Pete and Judie blog about current events, politics, education, the economy, and other issues relevant to life in Butler County. We explore issues from diverse viewpoints, synthesizing essential information and resources to assist readers in ...
Pete and Judie blog about current events, politics, education, the economy, and other issues relevant to life in Butler County. We explore issues from diverse viewpoints, synthesizing essential information and resources to assist readers in forming their own opinions. Readers are encouraged to contribute to the discussions initiated in our blog by posting comments.
For some it’s hard not to be skeptical about 58% of USD 490 children being eligible for free and reduced rate lunches. Or the data showing that 1 out of 5 children live with food insecurity in our community.
We’ve all seen or heard about people who seem to be abusing the system -- using their Kansas Vision card to buy junk food (a Vision Card is a plastic debit card that the Kansas Food Assistance program gives to eligible persons to purchase food at local grocery stores).
There will always be those who abuse programs intended to meet specific needs, and it isn’t always people living in poverty who do. There’s lots of examples of wealthy individuals and large corporations abusing loopholes, set asides, and subsidy programs. It's likely that the dollar amount of abuse by the wealthiest is far larger than that by the least.
Unfortunately, there is widespread hunger and food insecurity that is invisible to most of us - often because people are embarrassed and ashamed for anyone to know.
Sometimes, perhaps, because we look away and don't see it. As a result, a lot of people only know about the stories of those who seem to abuse food assistance programs. But, as one writer asks:

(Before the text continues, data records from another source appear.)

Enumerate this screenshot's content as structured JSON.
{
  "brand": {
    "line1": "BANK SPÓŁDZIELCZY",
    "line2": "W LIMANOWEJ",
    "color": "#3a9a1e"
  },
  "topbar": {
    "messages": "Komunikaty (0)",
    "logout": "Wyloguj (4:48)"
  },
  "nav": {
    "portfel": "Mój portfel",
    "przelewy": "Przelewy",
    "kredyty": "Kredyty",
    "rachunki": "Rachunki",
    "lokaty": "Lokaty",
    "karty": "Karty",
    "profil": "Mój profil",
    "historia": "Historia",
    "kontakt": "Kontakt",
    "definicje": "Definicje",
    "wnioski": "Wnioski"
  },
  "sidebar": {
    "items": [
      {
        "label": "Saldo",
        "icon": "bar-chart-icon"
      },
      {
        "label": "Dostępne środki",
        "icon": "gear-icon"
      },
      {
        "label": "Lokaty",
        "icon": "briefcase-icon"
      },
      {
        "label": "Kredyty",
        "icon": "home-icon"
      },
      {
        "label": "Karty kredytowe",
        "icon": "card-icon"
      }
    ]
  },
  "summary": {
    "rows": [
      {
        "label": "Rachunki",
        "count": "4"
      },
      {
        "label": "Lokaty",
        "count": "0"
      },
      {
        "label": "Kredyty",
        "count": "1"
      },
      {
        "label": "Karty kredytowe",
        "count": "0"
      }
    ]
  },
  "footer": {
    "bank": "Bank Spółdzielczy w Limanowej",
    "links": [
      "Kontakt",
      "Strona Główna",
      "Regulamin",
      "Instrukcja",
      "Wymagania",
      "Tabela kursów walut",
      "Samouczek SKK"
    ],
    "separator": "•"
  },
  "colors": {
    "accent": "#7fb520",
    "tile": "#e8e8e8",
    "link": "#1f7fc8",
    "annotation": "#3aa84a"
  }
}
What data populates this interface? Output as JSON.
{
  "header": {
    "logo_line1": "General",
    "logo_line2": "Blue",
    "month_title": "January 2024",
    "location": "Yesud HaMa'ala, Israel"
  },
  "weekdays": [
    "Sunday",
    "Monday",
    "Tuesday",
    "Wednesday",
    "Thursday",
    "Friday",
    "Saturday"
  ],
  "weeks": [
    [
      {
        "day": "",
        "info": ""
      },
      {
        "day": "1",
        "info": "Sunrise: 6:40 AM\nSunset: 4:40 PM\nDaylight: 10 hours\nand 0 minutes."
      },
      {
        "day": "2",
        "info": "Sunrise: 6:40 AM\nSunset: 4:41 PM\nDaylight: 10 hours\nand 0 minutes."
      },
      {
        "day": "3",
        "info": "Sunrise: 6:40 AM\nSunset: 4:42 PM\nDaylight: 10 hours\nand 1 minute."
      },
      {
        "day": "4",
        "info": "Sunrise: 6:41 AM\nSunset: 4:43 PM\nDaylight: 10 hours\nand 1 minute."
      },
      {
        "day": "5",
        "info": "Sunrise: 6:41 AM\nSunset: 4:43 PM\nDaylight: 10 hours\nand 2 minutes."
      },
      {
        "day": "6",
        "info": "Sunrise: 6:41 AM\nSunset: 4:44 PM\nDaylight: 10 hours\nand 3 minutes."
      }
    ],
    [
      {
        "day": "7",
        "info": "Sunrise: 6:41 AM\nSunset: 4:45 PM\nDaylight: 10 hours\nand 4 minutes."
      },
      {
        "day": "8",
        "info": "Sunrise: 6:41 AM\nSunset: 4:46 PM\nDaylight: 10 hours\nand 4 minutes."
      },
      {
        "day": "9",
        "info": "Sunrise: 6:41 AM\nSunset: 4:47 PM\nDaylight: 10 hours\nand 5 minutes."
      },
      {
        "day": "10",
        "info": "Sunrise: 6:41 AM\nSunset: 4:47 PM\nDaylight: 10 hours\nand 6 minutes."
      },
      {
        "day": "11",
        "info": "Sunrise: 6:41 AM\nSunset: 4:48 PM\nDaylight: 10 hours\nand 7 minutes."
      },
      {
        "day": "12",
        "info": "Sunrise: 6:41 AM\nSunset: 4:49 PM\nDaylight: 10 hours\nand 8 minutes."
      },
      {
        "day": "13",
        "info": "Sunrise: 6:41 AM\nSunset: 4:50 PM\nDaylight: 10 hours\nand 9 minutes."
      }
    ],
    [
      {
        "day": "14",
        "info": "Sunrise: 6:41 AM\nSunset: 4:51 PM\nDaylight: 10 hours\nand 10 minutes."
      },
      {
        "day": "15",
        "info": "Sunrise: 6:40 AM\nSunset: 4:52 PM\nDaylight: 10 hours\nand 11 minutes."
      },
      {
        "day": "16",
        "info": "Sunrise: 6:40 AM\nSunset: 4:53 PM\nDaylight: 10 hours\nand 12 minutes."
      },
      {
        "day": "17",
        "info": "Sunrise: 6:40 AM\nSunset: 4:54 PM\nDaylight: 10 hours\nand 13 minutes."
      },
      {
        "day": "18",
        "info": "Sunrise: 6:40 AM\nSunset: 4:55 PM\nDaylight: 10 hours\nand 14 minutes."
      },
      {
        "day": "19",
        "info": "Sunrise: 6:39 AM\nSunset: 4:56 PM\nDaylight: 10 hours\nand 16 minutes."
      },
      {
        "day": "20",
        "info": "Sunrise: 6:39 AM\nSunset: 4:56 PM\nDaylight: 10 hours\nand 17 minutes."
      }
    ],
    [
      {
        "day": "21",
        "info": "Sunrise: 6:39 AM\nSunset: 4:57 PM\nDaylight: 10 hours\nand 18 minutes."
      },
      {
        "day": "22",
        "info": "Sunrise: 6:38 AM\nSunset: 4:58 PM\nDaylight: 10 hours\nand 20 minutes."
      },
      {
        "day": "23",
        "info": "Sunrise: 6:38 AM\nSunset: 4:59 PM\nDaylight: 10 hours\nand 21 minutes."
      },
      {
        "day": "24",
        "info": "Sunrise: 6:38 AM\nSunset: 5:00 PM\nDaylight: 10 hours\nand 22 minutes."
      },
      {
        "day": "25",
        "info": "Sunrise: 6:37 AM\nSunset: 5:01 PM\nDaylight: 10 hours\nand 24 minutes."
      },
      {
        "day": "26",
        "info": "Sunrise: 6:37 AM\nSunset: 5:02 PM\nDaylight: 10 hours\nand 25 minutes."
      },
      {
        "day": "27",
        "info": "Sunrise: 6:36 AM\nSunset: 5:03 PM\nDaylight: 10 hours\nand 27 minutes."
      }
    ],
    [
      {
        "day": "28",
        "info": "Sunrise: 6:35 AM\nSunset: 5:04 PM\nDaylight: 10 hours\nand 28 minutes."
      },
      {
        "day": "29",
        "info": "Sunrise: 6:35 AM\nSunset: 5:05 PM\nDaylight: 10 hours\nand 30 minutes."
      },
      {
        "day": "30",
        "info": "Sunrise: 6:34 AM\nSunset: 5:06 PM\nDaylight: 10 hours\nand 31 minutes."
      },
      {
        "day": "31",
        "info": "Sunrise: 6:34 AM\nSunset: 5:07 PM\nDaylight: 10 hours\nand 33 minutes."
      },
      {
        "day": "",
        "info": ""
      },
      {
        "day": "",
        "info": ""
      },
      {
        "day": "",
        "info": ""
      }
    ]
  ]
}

"What do a police officer, a teacher, a rancher, and a second grader have in common? They all go hungry despite living in one of the wealthiest countries in the world. In other words, people who live and work in our community. The food insecure households that you don’t know about."
The ranks of the invisible poor, non-traditional homeless, and the near homeless include honest and responsible folks who would prefer not to need a hand out include:
• The working poor who don’t bring home enough wages to pay all their bills, so they skimp on nutritious food in order to keep the heat on.
• Minimum wage earners living one illness or car disaster away from homelessness.
• White-collar workers laid off during the recent recession who struggle to live on unemployment income, especially older workers who encounter formidable barriers to getting another job.
• Formerly middle class households stripped of their hard-earned savings due to the death or disability of the primary wage earner.
• Elderly widows well beyond their working years depending on social security benefits under $800 month (having lost the benefit that their spouse was getting when alive).
• Young children whose parents can’t or won’t provide them with basic necessities for their growing brains and bodies to develop healthly - such as nutritiously adequate food.
Then watch the award-winning documentary film: A Place At the Table. It was produced to raise awareness about hunger in our communities and to inspire people to take action. To watch the movie trailer, CLICK HERE.
So what can a caring community do?
Go to the Action Center http://actioncenter.takepart.com/apatt, scroll down to enter your zip code, and check out the list of opportunities to end hunger in your community, such as:
• Take the “No Hungry Kid” pledge
• Garden in your back yard or at the Numana Community Gardens in El Dorado, and donate your surplus fruits and vegetables to local food pantries.
• Start a food drive to support local food pantries and the Kansas Food Bank.
• Volunteer with a Gleaning & Feeding program picking fruits and vegetables to be donated to food pantries..
• End food waste in your household, and advocate to end it in restaurants, grocery stores, and other places in our community.
• Spread awareness about food insecurity and advocate for solutions.
• Support school breakfast, lunch, and afterschool meal programs, and the summer meal program for kids: El Dorado LunchBox: Summer Meals for Kids.
• Contact Your Representatives about making ending hunger a priority.
• Host a screening party: Gather up friends to watch and discuss the film, "A Place at the Table."
- Go to iTunes to rent the film
- To download the discussion guide: CLICK HERE
Share your suggestions by leaving a comment to this post.
Helping the hungry among us - Community Grace at its best!
A Place At the Table, Magnolia Pictures.
Hungry Americans get "A Place at the Table" in a new documentary, Reuters, March 1, 2013, ByAndrea Burzynski